**WORK INSTRUCTION**
Gather every line in the records below that contains the word "spirit".

**RECORDS SHOWN**
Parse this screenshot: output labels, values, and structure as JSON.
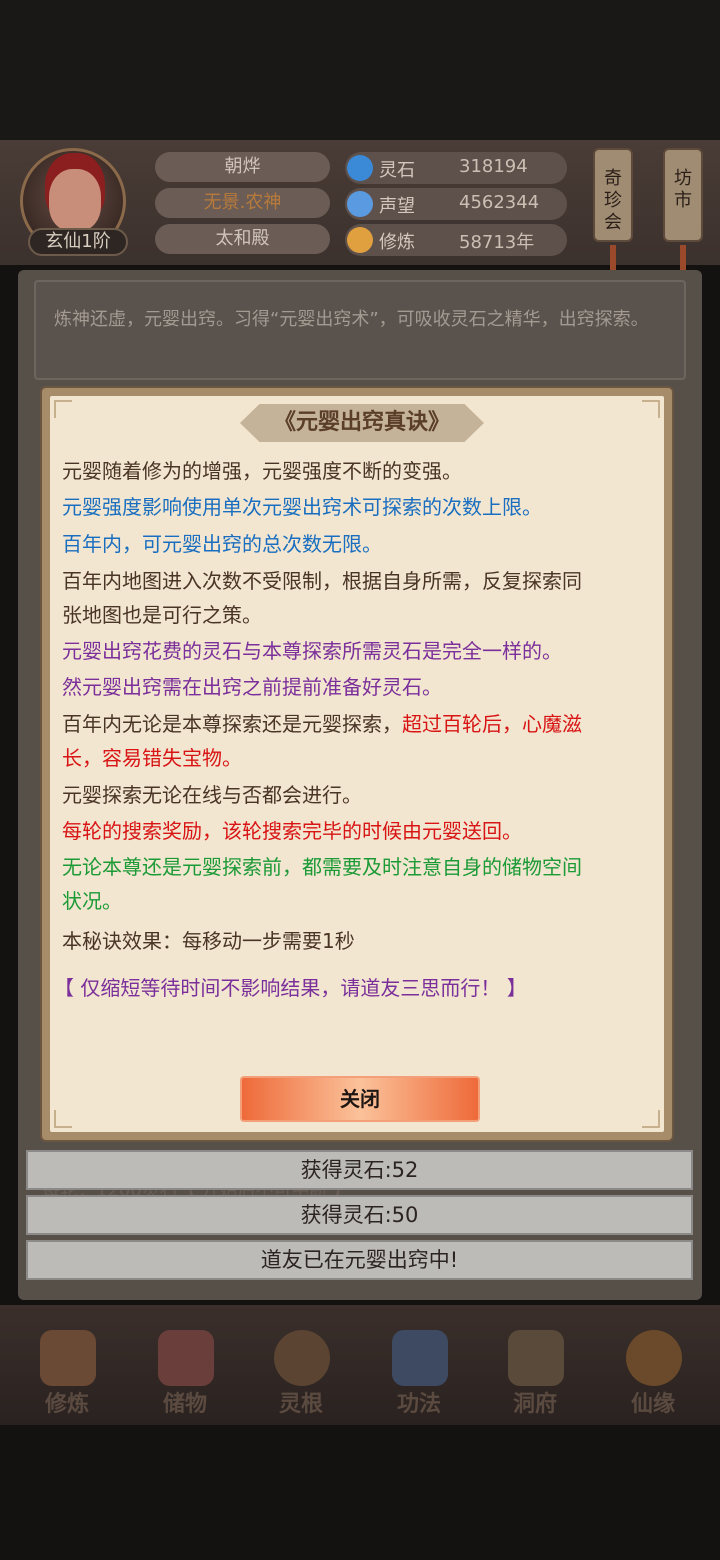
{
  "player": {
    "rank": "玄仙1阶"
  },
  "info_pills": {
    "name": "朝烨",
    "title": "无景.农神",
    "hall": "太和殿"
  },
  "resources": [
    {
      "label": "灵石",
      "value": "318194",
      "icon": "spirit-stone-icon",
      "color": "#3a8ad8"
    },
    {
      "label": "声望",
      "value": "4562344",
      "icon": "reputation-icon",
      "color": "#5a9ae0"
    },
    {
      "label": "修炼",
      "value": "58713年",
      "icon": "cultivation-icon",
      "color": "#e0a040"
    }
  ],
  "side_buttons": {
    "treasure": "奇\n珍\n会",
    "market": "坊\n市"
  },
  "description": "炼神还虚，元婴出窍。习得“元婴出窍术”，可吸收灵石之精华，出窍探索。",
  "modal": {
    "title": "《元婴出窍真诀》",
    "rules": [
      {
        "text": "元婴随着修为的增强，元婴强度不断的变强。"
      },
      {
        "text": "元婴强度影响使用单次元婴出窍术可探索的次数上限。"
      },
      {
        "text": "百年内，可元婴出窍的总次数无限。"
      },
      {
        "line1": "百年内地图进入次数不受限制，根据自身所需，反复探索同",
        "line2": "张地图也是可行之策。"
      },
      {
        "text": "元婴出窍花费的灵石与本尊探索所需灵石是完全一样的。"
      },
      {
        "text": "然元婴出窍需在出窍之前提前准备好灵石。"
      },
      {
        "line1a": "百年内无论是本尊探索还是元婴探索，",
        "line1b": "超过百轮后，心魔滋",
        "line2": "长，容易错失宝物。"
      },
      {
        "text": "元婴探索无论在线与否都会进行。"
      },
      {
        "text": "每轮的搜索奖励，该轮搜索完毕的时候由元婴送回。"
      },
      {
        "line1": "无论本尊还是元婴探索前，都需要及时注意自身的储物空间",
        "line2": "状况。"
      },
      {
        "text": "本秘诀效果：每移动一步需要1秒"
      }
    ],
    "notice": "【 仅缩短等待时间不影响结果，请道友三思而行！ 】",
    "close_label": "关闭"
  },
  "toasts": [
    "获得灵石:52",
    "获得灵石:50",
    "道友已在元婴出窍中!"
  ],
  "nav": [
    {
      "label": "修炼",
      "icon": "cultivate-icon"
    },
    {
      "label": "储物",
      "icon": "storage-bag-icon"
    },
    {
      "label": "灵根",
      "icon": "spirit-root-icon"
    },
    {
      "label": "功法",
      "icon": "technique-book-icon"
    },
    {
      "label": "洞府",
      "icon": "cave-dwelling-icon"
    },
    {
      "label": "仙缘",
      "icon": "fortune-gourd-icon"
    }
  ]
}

**RESPONSE AREA**
      "icon": "spirit-stone-icon",
      "icon": "spirit-root-icon"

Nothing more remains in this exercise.